dataset. b) Shallow CNN architectural details with sample of input spectrogram.
Dataset sizes and training details reported.

Fig.2: Distribution
of uncertainties: a) aleatoric and b) epistemic uncertainties. Bias represents
deviation from ground truth. Spread represents variability of predictions
around their center, the expected value (E[·] stands
for *expected value* of the distribution).

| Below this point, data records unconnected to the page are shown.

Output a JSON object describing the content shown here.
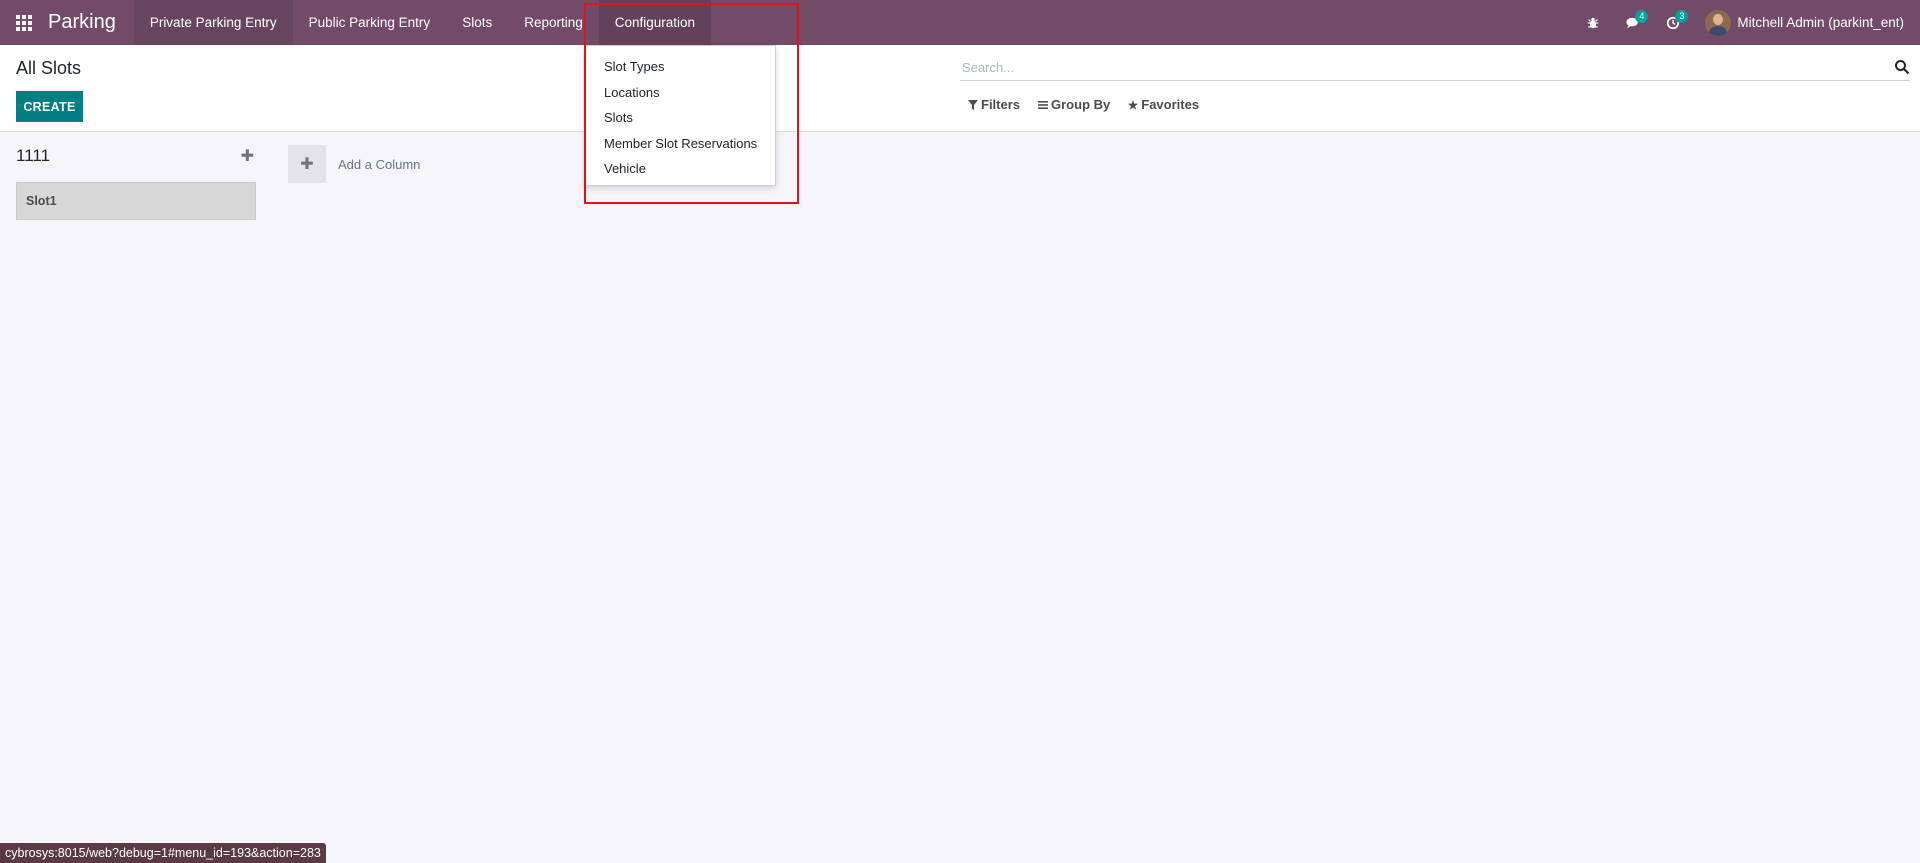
{
  "navbar": {
    "brand": "Parking",
    "menu": [
      {
        "label": "Private Parking Entry"
      },
      {
        "label": "Public Parking Entry"
      },
      {
        "label": "Slots"
      },
      {
        "label": "Reporting"
      },
      {
        "label": "Configuration"
      }
    ],
    "messages_count": "4",
    "activities_count": "3",
    "user_name": "Mitchell Admin (parkint_ent)"
  },
  "control_panel": {
    "title": "All Slots",
    "create_label": "CREATE",
    "search_placeholder": "Search...",
    "filters_label": "Filters",
    "group_by_label": "Group By",
    "favorites_label": "Favorites"
  },
  "kanban": {
    "column_title": "1111",
    "card_label": "Slot1",
    "add_column_label": "Add a Column"
  },
  "dropdown": {
    "items": [
      {
        "label": "Slot Types"
      },
      {
        "label": "Locations"
      },
      {
        "label": "Slots"
      },
      {
        "label": "Member Slot Reservations"
      },
      {
        "label": "Vehicle"
      }
    ]
  },
  "status_bar": {
    "url": "cybrosys:8015/web?debug=1#menu_id=193&action=283"
  },
  "colors": {
    "navbar": "#714b67",
    "primary_button": "#017e84",
    "badge": "#00a09d",
    "highlight": "#e0121c"
  }
}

Fig.3: Maps and
marginal distributions of GT vs. predictions for 8 metabolites, 2 datasets
(realistic, noiseless). RMSE (*σ*) is reported as overall measure of variability
but ill-suited to represent prediction quality. A regression model (*y = ax +
q*) is also provided to judge prediction quality. *R*^{2} measures how good a linear model explains the overall
data. Mis-predictions can be monitored
either by decrease on *a* and *R*^{2}, or by visual biases in distributions of
predictions (bell-shape).

Fig.4: Bias and spread of
epistemic (green) and aleatoric (blue) uncertainties vs. GT values. Epistemic
spread displays a symmetric U-shape representing lower stability of predictions
with model variations at the concentration boundaries. Epistemic bias and aleatoric
spread show variable patterns with maxima mostly at the boundaries. Aleatoric
spread shows little variation. Realistic simulations show systematic trends
less clearly given the low relative SNR with additional variance.

DOI: https://doi.org/10.58530/2022/2617